The local neighborhood surrounding the Milky Way and M31 is teeming with small satellite galaxies whose properties are of immense interest. In the past few years the number of dwarfs observed in the local group has nearly doubled, mostly due to increased sensitivity in observations. These observations have posed a number of challenges to the theoretical modeling of dwarf galaxies.
On the other hand, state of the art numerical simulations continue to reveal many more subhaloes than observed satellites around Milky Way like galaxies. The greatest challenges now facing the study of satellite and dwarf galaxies, is to match the observations to the theoretical models with an emphasis on understanding the properties of these dwarf galaxies. These include “bulk properties” such as their orbits, spatial distribution in the halo, and mass and luminosity function as well as “internal” properties such as concentrations, dark matter content, and various properties of the stellar component. What can the z=0 properties of these galaxies tell us about their origins? How can near field cosmology exploit dwarf galaxies to help us devise a better picture of how the Milky Way itself formed? Finally, with a number of major astronomical surveys such as Pan-STARRS and GAIA quickly approaching, the relatively young field of dwarf galaxies will receive a significant boost as proper motions of these galaxies are constrained and high resolution imaging becomes available.

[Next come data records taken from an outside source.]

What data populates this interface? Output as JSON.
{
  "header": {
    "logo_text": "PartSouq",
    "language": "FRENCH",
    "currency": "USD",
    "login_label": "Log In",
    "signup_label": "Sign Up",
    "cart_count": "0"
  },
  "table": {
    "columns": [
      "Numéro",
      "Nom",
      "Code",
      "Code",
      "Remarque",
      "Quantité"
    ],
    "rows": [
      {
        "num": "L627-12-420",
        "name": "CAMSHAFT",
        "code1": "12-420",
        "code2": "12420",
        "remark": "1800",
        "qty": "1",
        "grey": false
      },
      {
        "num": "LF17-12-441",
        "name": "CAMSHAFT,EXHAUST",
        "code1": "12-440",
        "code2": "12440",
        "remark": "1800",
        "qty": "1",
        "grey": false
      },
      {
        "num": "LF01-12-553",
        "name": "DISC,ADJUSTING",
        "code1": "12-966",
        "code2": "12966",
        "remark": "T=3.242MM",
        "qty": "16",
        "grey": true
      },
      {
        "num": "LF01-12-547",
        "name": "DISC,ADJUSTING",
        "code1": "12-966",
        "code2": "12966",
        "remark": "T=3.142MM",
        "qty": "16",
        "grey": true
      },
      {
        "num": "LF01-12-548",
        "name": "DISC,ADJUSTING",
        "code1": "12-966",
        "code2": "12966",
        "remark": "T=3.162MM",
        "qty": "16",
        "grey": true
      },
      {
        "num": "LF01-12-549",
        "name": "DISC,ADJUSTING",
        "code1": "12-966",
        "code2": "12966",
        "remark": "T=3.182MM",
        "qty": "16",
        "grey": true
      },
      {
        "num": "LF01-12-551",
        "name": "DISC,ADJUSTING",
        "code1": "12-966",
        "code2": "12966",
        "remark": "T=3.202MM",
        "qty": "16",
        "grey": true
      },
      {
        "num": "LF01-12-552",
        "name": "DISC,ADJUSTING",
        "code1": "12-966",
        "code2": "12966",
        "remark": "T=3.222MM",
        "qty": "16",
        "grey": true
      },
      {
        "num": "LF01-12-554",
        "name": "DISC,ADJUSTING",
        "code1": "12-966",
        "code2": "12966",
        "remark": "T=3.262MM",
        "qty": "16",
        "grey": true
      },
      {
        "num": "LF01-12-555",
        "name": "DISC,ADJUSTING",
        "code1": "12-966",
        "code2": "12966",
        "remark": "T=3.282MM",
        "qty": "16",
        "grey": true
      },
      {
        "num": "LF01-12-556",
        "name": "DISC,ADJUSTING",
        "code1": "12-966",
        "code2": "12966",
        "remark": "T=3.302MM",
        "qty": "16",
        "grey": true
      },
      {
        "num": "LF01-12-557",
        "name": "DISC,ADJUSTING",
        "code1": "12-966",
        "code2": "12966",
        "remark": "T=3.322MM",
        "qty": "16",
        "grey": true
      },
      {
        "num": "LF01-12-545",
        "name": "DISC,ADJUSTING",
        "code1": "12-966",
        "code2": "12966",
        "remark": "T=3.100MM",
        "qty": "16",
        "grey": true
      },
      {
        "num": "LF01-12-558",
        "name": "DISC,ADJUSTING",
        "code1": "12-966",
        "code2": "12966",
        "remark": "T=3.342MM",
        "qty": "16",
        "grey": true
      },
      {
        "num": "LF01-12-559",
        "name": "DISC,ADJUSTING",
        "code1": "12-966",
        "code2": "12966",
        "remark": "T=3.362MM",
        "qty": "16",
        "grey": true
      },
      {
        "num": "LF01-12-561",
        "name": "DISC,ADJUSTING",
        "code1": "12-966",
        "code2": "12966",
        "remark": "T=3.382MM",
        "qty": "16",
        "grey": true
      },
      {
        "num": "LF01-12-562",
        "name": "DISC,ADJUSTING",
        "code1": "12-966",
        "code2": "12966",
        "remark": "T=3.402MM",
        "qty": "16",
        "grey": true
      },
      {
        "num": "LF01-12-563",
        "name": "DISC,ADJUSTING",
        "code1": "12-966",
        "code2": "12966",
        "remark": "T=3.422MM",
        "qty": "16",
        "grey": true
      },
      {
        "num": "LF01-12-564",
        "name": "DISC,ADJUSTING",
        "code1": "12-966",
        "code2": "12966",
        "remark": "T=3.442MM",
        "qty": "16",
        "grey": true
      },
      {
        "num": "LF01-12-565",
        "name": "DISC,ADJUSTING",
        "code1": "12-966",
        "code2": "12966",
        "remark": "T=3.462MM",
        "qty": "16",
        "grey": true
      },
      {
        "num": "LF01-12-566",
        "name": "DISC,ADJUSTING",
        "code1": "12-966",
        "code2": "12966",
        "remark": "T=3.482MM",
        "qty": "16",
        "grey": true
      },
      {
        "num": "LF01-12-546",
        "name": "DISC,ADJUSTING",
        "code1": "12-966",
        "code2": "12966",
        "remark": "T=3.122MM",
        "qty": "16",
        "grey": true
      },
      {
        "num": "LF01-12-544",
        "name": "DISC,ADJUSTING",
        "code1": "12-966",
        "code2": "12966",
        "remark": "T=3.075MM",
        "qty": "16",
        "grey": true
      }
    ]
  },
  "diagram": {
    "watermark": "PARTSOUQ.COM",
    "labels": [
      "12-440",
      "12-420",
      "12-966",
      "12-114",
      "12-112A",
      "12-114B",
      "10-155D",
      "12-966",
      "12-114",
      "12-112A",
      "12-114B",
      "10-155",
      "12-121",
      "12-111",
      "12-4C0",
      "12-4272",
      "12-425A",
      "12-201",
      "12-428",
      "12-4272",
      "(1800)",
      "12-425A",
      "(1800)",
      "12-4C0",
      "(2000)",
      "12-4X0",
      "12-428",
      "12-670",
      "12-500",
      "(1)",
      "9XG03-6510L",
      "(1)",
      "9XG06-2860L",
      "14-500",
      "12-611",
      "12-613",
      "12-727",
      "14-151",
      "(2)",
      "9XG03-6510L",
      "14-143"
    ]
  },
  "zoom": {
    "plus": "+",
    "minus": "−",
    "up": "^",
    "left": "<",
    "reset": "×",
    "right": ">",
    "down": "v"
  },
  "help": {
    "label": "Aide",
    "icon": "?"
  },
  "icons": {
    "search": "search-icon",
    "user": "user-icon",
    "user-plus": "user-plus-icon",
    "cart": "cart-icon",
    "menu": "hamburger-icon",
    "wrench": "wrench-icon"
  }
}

The aim of the proposed meeting is thus to form a consensus across theorists and observers of the status of dwarf galaxies, with an aim to understand the successes and failures of current models while simultaneously gauging what we can expect from these future missions.